    9. 9. Results: Political Online Participation Immi-grants East-Europe Turkey online news at least rarely 92% 92.8% 92.5% online debates at least once 37.9% 32% 42.3% online content at least once 21% 18.4% 23.4% coordina-ting action at least infrequently 68% 56.4% 74.3% protest email at least once 20.3% 17.8% 20.8%
    10. 10. On-/Offline Participation
    11. 11. On-/Offline Participation <ul><li>Which political issues are related to intense </li></ul><ul><li>political Internet usage? </li></ul><ul><li>Internet freedom/preventing Internet censorship </li></ul><ul><li>Data security/ (digital) civil rights </li></ul><ul><li>Fundamental political changes in Germany </li></ul><ul><li>Anti-racism/ anti-fascism </li></ul><ul><li>Human rights </li></ul><ul><li>Supporting marginalized groups </li></ul><ul><li>Intercultural dialogue (German-Turks) </li></ul>
    12. 12. Gender <ul><li>Significance of gender differences: Eta Immigrants: 0.130**; Eta Turkey: 0.133*; Eta East-Europe: n.s. **: p < 0.01 (ANOVA) </li></ul><ul><li>*: p < 0.05 (ANOVA) </li></ul>
    13. 13. Education
    14. 14. Socioeconomic Status <ul><li>Significance of socio-economic status: all Etas are n.s. apart from Eta East-Europe: 0.173* with p < 0.05 </li></ul>Significance of socio-economic status: all Etas are n.s. apart from Eta East-Europe: 0.173* with p < 0.05
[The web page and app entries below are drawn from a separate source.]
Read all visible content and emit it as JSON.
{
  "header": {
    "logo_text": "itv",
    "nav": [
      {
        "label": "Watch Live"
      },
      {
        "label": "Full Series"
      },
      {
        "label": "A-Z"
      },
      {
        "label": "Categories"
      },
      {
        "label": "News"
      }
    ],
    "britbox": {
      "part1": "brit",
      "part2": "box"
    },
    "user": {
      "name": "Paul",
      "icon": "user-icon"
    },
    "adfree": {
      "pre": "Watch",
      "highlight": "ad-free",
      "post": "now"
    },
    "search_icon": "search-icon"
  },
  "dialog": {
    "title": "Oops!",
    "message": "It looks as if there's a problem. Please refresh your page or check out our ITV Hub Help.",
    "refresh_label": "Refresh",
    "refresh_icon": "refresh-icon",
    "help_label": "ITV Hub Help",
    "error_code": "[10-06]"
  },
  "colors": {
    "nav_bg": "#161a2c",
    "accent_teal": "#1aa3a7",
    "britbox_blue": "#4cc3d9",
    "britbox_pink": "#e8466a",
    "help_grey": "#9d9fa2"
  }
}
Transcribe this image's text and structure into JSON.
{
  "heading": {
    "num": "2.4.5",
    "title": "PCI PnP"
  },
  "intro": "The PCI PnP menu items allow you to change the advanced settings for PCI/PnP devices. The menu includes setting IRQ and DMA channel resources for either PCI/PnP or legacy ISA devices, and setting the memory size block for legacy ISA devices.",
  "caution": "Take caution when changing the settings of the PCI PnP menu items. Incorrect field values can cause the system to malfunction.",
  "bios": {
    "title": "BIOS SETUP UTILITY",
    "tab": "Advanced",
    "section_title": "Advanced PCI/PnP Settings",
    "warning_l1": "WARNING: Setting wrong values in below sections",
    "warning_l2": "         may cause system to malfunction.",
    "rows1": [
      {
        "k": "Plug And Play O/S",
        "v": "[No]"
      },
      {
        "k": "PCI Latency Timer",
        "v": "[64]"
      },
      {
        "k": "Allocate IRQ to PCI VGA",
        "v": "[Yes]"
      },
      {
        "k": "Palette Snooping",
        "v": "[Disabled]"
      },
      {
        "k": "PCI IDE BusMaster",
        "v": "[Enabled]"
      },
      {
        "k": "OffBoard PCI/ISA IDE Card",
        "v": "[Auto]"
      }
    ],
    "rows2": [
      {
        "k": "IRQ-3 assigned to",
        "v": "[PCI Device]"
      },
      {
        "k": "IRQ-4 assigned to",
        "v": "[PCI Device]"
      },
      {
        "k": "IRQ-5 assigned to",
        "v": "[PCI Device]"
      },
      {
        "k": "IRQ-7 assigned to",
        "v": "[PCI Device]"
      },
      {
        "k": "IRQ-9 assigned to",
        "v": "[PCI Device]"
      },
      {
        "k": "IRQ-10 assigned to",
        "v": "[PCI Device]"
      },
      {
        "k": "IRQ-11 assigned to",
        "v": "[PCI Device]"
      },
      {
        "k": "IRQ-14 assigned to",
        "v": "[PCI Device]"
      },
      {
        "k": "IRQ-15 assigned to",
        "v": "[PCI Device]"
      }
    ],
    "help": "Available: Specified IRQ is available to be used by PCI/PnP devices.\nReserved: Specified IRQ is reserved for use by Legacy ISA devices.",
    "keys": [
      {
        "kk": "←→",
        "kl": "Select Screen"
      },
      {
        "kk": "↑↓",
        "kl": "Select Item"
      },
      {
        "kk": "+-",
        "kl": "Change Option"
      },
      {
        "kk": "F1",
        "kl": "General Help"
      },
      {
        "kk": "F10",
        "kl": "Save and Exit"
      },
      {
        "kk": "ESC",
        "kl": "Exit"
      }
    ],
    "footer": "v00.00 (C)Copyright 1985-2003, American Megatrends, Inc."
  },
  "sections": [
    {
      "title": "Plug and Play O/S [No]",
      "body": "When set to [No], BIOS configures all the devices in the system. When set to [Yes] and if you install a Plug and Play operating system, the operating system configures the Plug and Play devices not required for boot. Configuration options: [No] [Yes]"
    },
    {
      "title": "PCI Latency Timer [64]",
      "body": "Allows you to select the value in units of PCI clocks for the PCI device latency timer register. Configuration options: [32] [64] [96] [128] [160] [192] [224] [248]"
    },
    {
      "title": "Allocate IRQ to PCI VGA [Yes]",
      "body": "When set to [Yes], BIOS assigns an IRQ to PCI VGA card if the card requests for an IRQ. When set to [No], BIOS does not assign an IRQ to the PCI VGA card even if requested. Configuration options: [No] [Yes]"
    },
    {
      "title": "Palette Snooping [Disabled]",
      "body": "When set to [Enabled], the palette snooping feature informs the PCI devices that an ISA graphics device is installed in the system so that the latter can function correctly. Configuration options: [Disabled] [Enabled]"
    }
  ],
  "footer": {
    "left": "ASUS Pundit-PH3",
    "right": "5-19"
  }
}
    15. 15. Model: German-East-Europeans
    16. 16. Model: German-Turks
    17. 17. Some additional notes <ul><li>Surprising that German-Turks are more active politically on the Internet than German-East-Europeans, because </li></ul><ul><ul><li>On average lower Internet skills: Tur.: M=1.38, SD=0.67 vs. East: M=1.47, SD=0.70 </li></ul></ul><ul><ul><li>Related to lower socioeconomic status: Tur.: M=46.67, SD=13.12 vs. East: M=56.90, SD=13.74 </li></ul></ul><ul><ul><li>But German-Turks included in rather politized milieus: Tur.: M=1.70, SD=0.93 vs. East: M=1.21, SD=0.71 </li></ul></ul><ul><ul><li>Therefore higher level of political efficacy: Tur.: M=1.44, SD=0.76 vs. East: M=1.21, SD=0.80 </li></ul></ul><ul><ul><li>Finally, stronger incentives </li></ul></ul>
    18. 18. Conclusions <ul><li>Immigrants use the Internet for political purposes to raise their voice, therefore, e-Participation is a chance </li></ul><ul><li>However, different immigrant groups have different incentives, backgrounds, resources and therefore e-participation needs </li></ul><ul><li>Bottom-up approach: immigrant communities build cyber-spaces for participation themselves. Authorities, politicians etc. should go to this spaces and listen to the voices; more important than producing new spaces for immigrants from above </li></ul><ul><li>Still (digital) divides: e.g. women, Internet skills (necessary to find ways to reduce Internet skills discrepancies) to avoid an establishment of second-level digital (democratic) divide </li></ul>